This guide offers buying advice on the Pontiac GTO, the car that started the muscle-car movement. Both the resurrected 21st-century coupe and the original Goat are covered.
The Pontiac GTO may have been the first true muscle car, but that distinction has never been enough to assure it an uninterrupted production run. Already, the GTO has used up two lives. Originally produced from 1964-'74, the GTO was resurrected for the 2004 model year after a 30-year hiatus. There was no convertible body style this time, but the car was at least a proper rear-drive two-door coupe, courtesy of Holden, General Motors' Australian division. The new GTO (nÃ©e Holden Monaro) was a definite sleeper style-wise, but in keeping with its muscle car heritage, it brought some serious under-hood heat. Unloved by consumers during its production run due to interior quirks and anonymous styling, this modern GTO now constitutes something of a performance bargain on the used-car market.
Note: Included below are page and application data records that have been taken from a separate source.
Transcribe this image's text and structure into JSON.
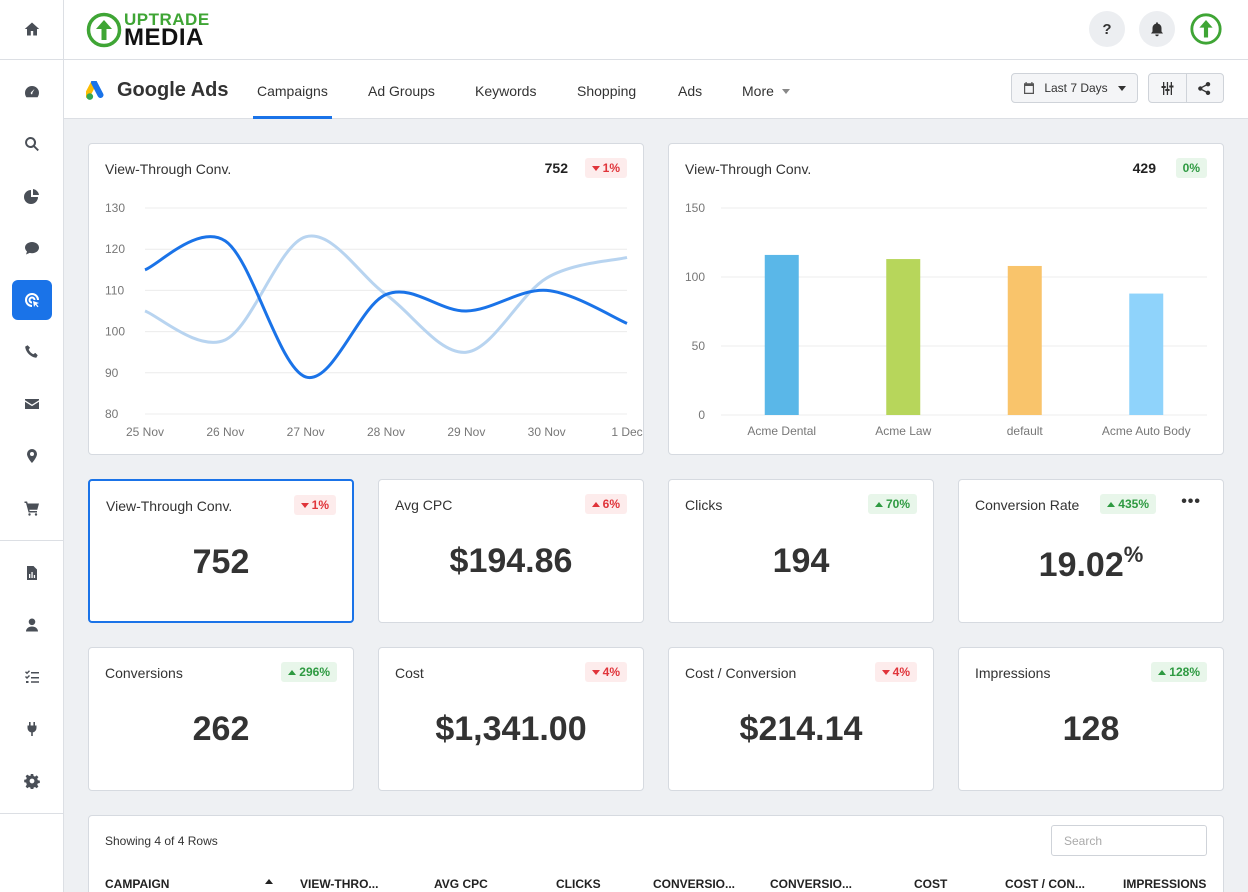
{
  "app": {
    "logo_line1": "UPTRADE",
    "logo_line2": "MEDIA",
    "help_label": "?"
  },
  "nav": {
    "brand": "Google Ads",
    "tabs": [
      "Campaigns",
      "Ad Groups",
      "Keywords",
      "Shopping",
      "Ads",
      "More"
    ],
    "active_tab": "Campaigns",
    "date_range": "Last 7 Days"
  },
  "sidebar": {
    "items": [
      "home-icon",
      "dashboard-icon",
      "search-icon",
      "pie-chart-icon",
      "chat-icon",
      "ads-icon",
      "phone-icon",
      "email-icon",
      "location-icon",
      "cart-icon",
      "report-icon",
      "user-icon",
      "tasks-icon",
      "plug-icon",
      "gear-icon"
    ],
    "active": "ads-icon"
  },
  "colors": {
    "accent": "#1a73e8",
    "line_primary": "#1a73e8",
    "line_secondary": "#b8d4f0",
    "bar_1": "#5ab7e8",
    "bar_2": "#b7d65b",
    "bar_3": "#f9c46b",
    "bar_4": "#8fd3fb",
    "down": "#e0343a",
    "up": "#2e9a41"
  },
  "line_card": {
    "title": "View-Through Conv.",
    "total": "752",
    "badge": "1%",
    "badge_dir": "down"
  },
  "bar_card": {
    "title": "View-Through Conv.",
    "total": "429",
    "badge": "0%",
    "badge_dir": "up"
  },
  "chart_data": [
    {
      "type": "line",
      "title": "View-Through Conv.",
      "x": [
        "25 Nov",
        "26 Nov",
        "27 Nov",
        "28 Nov",
        "29 Nov",
        "30 Nov",
        "1 Dec"
      ],
      "series": [
        {
          "values": [
            115,
            122,
            89,
            109,
            105,
            110,
            102
          ]
        },
        {
          "values": [
            105,
            98,
            123,
            109,
            95,
            113,
            118
          ]
        }
      ],
      "yticks": [
        80,
        90,
        100,
        110,
        120,
        130
      ],
      "ylim": [
        80,
        130
      ],
      "grid": true
    },
    {
      "type": "bar",
      "title": "View-Through Conv.",
      "categories": [
        "Acme Dental",
        "Acme Law",
        "default",
        "Acme Auto Body"
      ],
      "values": [
        116,
        113,
        108,
        88
      ],
      "yticks": [
        0,
        50,
        100,
        150
      ],
      "ylim": [
        0,
        150
      ],
      "grid": true
    }
  ],
  "kpis": [
    {
      "label": "View-Through Conv.",
      "value": "752",
      "suffix": "",
      "change": "1%",
      "dir": "down"
    },
    {
      "label": "Avg CPC",
      "value": "$194.86",
      "suffix": "",
      "change": "6%",
      "dir": "up-red"
    },
    {
      "label": "Clicks",
      "value": "194",
      "suffix": "",
      "change": "70%",
      "dir": "up"
    },
    {
      "label": "Conversion Rate",
      "value": "19.02",
      "suffix": "%",
      "change": "435%",
      "dir": "up"
    },
    {
      "label": "Conversions",
      "value": "262",
      "suffix": "",
      "change": "296%",
      "dir": "up"
    },
    {
      "label": "Cost",
      "value": "$1,341.00",
      "suffix": "",
      "change": "4%",
      "dir": "down"
    },
    {
      "label": "Cost / Conversion",
      "value": "$214.14",
      "suffix": "",
      "change": "4%",
      "dir": "down"
    },
    {
      "label": "Impressions",
      "value": "128",
      "suffix": "",
      "change": "128%",
      "dir": "up"
    }
  ],
  "kpi_menu": "•••",
  "table": {
    "showing": "Showing 4 of 4 Rows",
    "search_placeholder": "Search",
    "columns": [
      "CAMPAIGN",
      "VIEW-THRO...",
      "AVG CPC",
      "CLICKS",
      "CONVERSIO...",
      "CONVERSIO...",
      "COST",
      "COST / CON...",
      "IMPRESSIONS"
    ]
  }
}
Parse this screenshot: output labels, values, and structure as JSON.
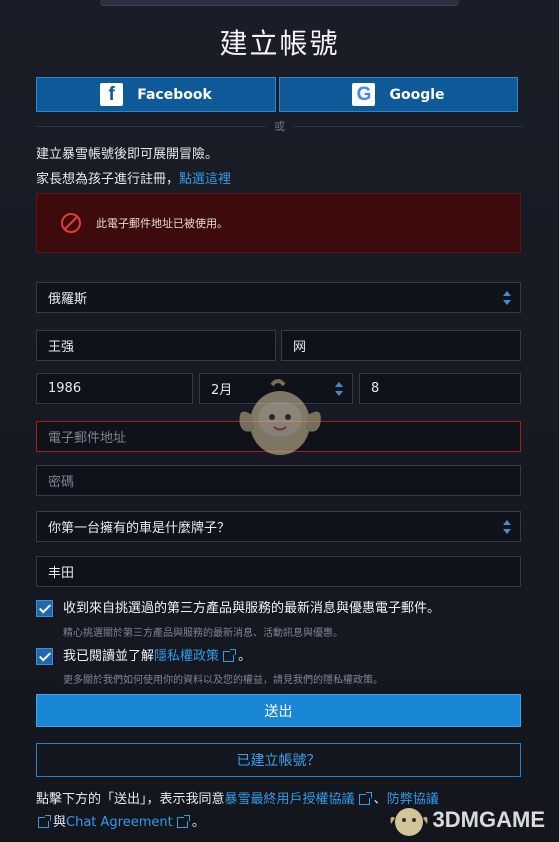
{
  "title": "建立帳號",
  "social": {
    "facebook_label": "Facebook",
    "google_label": "Google",
    "or": "或"
  },
  "intro": {
    "line1": "建立暴雪帳號後即可展開冒險。",
    "line2_prefix": "家長想為孩子進行註冊，",
    "line2_link": "點選這裡"
  },
  "error": {
    "message": "此電子郵件地址已被使用。"
  },
  "form": {
    "country": "俄羅斯",
    "first_name": "王强",
    "last_name": "网",
    "birth_year": "1986",
    "birth_month": "2月",
    "birth_day": "8",
    "email_placeholder": "電子郵件地址",
    "password_placeholder": "密碼",
    "security_question": "你第一台擁有的車是什麼牌子？",
    "security_answer": "丰田"
  },
  "checks": {
    "news_label": "收到來自挑選過的第三方產品與服務的最新消息與優惠電子郵件。",
    "news_sub": "精心挑選關於第三方產品與服務的最新消息、活動訊息與優惠。",
    "privacy_prefix": "我已閱讀並了解",
    "privacy_link": "隱私權政策",
    "privacy_suffix": "。",
    "privacy_sub": "更多關於我們如何使用你的資料以及您的權益，請見我們的隱私權政策。"
  },
  "buttons": {
    "submit": "送出",
    "have_account": "已建立帳號？"
  },
  "terms": {
    "prefix": "點擊下方的「送出」，表示我同意",
    "eula_link": "暴雪最終用戶授權協議",
    "sep1": "、",
    "anticheat_link": "防弊協議",
    "and": "與",
    "chat_link": "Chat Agreement",
    "suffix": "。"
  },
  "watermark": {
    "brand": "3DMGAME"
  },
  "colors": {
    "accent": "#1a86d6",
    "social_bg": "#0e5a99",
    "error_bg": "#3d0b0b",
    "error_border": "#a71d1d",
    "link": "#2f9ce8"
  }
}
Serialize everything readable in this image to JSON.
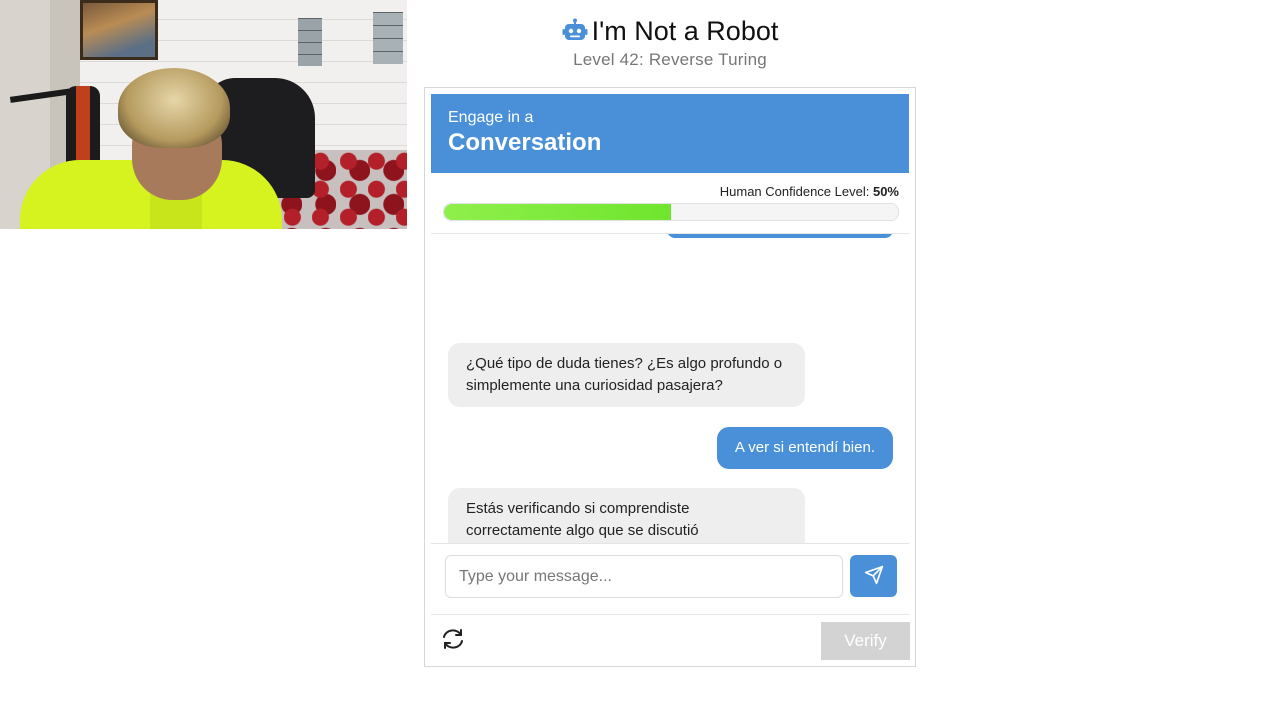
{
  "header": {
    "title": "I'm Not a Robot",
    "subtitle": "Level 42: Reverse Turing",
    "icon": "robot-icon"
  },
  "banner": {
    "small": "Engage in a",
    "large": "Conversation"
  },
  "confidence": {
    "label": "Human Confidence Level:",
    "value_text": "50%",
    "value": 0.5
  },
  "chat": {
    "messages": [
      {
        "role": "bot",
        "text": "¿Qué tipo de duda tienes? ¿Es algo profundo o simplemente una curiosidad pasajera?"
      },
      {
        "role": "user",
        "text": "A ver si entendí bien."
      },
      {
        "role": "bot",
        "text": "Estás verificando si comprendiste correctamente algo que se discutió previamente, pero no hay nada previo... ¿Estás probando mi reacción?"
      }
    ]
  },
  "input": {
    "placeholder": "Type your message...",
    "value": ""
  },
  "send": {
    "icon": "send-icon"
  },
  "refresh": {
    "icon": "refresh-icon"
  },
  "verify": {
    "label": "Verify"
  },
  "colors": {
    "accent": "#4a90d9",
    "progress": "#7aea3a",
    "verify_disabled": "#d3d3d3"
  }
}
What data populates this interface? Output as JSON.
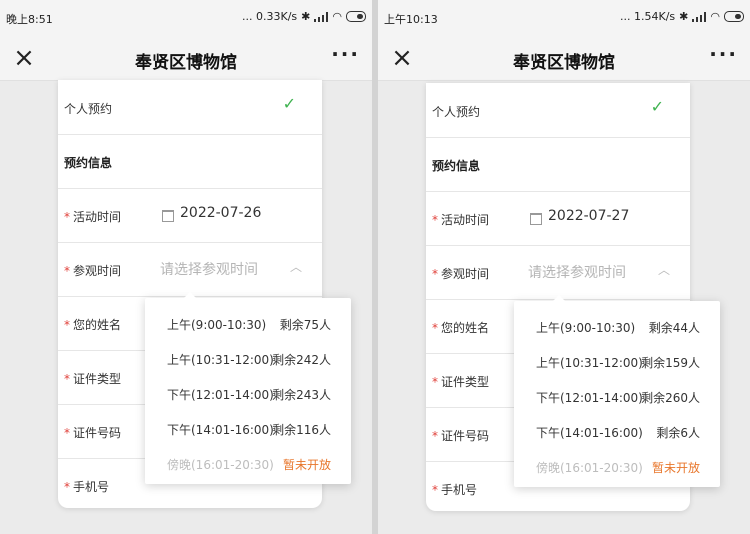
{
  "screens": [
    {
      "status": {
        "time": "晚上8:51",
        "net": "... 0.33K/s"
      },
      "nav": {
        "title": "奉贤区博物馆"
      },
      "form": {
        "personal": "个人预约",
        "section": "预约信息",
        "activity_label": "活动时间",
        "activity_value": "2022-07-26",
        "visit_label": "参观时间",
        "visit_placeholder": "请选择参观时间",
        "name_label": "您的姓名",
        "idtype_label": "证件类型",
        "idnum_label": "证件号码",
        "phone_label": "手机号"
      },
      "slots": [
        {
          "time": "上午(9:00-10:30)",
          "remain": "剩余75人"
        },
        {
          "time": "上午(10:31-12:00)",
          "remain": "剩余242人"
        },
        {
          "time": "下午(12:01-14:00)",
          "remain": "剩余243人"
        },
        {
          "time": "下午(14:01-16:00)",
          "remain": "剩余116人"
        },
        {
          "time": "傍晚(16:01-20:30)",
          "remain": "暂未开放"
        }
      ]
    },
    {
      "status": {
        "time": "上午10:13",
        "net": "... 1.54K/s"
      },
      "nav": {
        "title": "奉贤区博物馆"
      },
      "form": {
        "personal": "个人预约",
        "section": "预约信息",
        "activity_label": "活动时间",
        "activity_value": "2022-07-27",
        "visit_label": "参观时间",
        "visit_placeholder": "请选择参观时间",
        "name_label": "您的姓名",
        "idtype_label": "证件类型",
        "idnum_label": "证件号码",
        "phone_label": "手机号"
      },
      "slots": [
        {
          "time": "上午(9:00-10:30)",
          "remain": "剩余44人"
        },
        {
          "time": "上午(10:31-12:00)",
          "remain": "剩余159人"
        },
        {
          "time": "下午(12:01-14:00)",
          "remain": "剩余260人"
        },
        {
          "time": "下午(14:01-16:00)",
          "remain": "剩余6人"
        },
        {
          "time": "傍晚(16:01-20:30)",
          "remain": "暂未开放"
        }
      ]
    }
  ],
  "icons": {
    "close": "close-icon",
    "more": "more-icon",
    "check": "check-icon",
    "calendar": "calendar-icon",
    "chevron": "chevron-up-icon"
  },
  "colors": {
    "required": "#e0403a",
    "check": "#3fb350",
    "unavailable": "#e8762b"
  }
}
Most Recent Pontiac GTO
The original Pontiac GTO was nicknamed "the Goat" as much for its defiant, stripped-to-the-basics personality as for the letters in its name. The 2004-'06 incarnation was so much more refined and upscale that to call it a Goat would almost have been an insult. Many of the old car's charms had also been lost in translation, including its affordable price tag. The new coupe started in the low $30Ks -- hardly an attainable sum for young, cash-strapped enthusiasts. Bland exterior styling was another weak point.
Power initially came from a 5.7-liter V8, but Pontiac swapped in a larger 6.0-liter V8 the following year. The bigger engine took the GTO up to a cool 400 horsepower, but between the 2+2 coupe's high price and dull styling, Pontiac simply couldn't sell enough of them. As a result, the Pontiac GTO was discontinued after the 2006 model year.
Still, when it came to acceleration, there was no denying the reborn GTO's status as a full-on muscle car. Equipped with the LS1 V8 rated for 350 hp and 365 pound-feet of torque, 2004 models could get to 60 mph in 5.5 seconds and blaze through a quarter-mile in 14 seconds flat -- quicker than any of the original GTOs. More impressive were the 2005 and '06 models, which had the 6.0-liter V8. Rated for 400 hp and 400 lb-ft of torque, these models shaved more than half a second off that quarter-mile time.
Although the Pontiac GTO was plenty comfortable for highway cruising, its soft suspension really wasn't tuned to handle this much power. With its sluggish reflexes, excessive body roll and weak brakes, its dynamics were no match for the sharper-handling competitors in this price range. Had the car been priced $5,000 or so less, these faults might have been forgivable. Depreciation has mitigated this criticism, however, as used GTOs can be found for a fraction of the MSRP when new.
Past Pontiac GTO models
Introduced in 1964, the original GTO went through six generations before dying off after the 1974 model year. Always a rear-wheel-drive car, it was sold as both a two-door hardtop and a convertible with an assortment of big V8s. Legend has it that Pontiac stole the GTO name from the equally legendary Ferrari 250 GTO, a car whose name was an acronym for "Gran Turismo Omologato."
Save for the "detuned" 1973 and '74 models, just about any Pontiac GTO from the original era is considered collectible and will bring a high price at auction, provided it's in good condition and has a matching numbers engine (meaning the car still has the original factory engine). Convertibles are rarer than hardtops. The ostentatious GTO Judge model, sold in both body styles, is also less common. Among 1960s GTOs, models with one of the Ram Air packages are most prized, while the 1970 year saw the GTO's performance peak with the availability of a massive 455-cubic-inch V8 good for 500 lb-ft of torque.